Task objective
Report each line of the entries that includes "manual" by copying it.

Exercise data

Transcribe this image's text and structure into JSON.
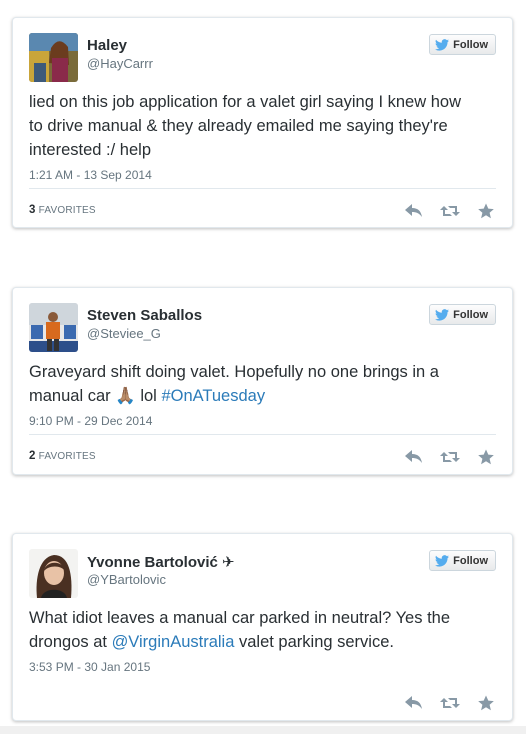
{
  "follow_label": "Follow",
  "colors": {
    "link": "#2b7bb9",
    "twitter_blue": "#55acee",
    "muted": "#66757f"
  },
  "tweets": [
    {
      "name": "Haley",
      "handle": "@HayCarrr",
      "text_parts": [
        "lied on this job application for a valet girl saying I knew how to drive manual & they already emailed me saying they're interested :/ help"
      ],
      "timestamp": "1:21 AM - 13 Sep 2014",
      "favorites_count": "3",
      "favorites_label": "FAVORITES",
      "avatar_icon": "user-avatar-photo"
    },
    {
      "name": "Steven Saballos",
      "handle": "@Steviee_G",
      "text_before": "Graveyard shift doing valet. Hopefully no one brings in a manual car 🙏🏽 lol ",
      "hashtag": "#OnATuesday",
      "timestamp": "9:10 PM - 29 Dec 2014",
      "favorites_count": "2",
      "favorites_label": "FAVORITES",
      "avatar_icon": "user-avatar-photo"
    },
    {
      "name": "Yvonne Bartolović ✈",
      "handle": "@YBartolovic",
      "text_before": "What idiot leaves a manual car parked in neutral? Yes the drongos at ",
      "mention": "@VirginAustralia",
      "text_after": " valet parking service.",
      "timestamp": "3:53 PM - 30 Jan 2015",
      "avatar_icon": "user-avatar-photo"
    }
  ]
}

Reply to the task
        "lied on this job application for a valet girl saying I knew how to drive manual & they already emailed me saying they're interested :/ help"
      "text_before": "Graveyard shift doing valet. Hopefully no one brings in a manual car 🙏🏽 lol ",
      "text_before": "What idiot leaves a manual car parked in neutral? Yes the drongos at ",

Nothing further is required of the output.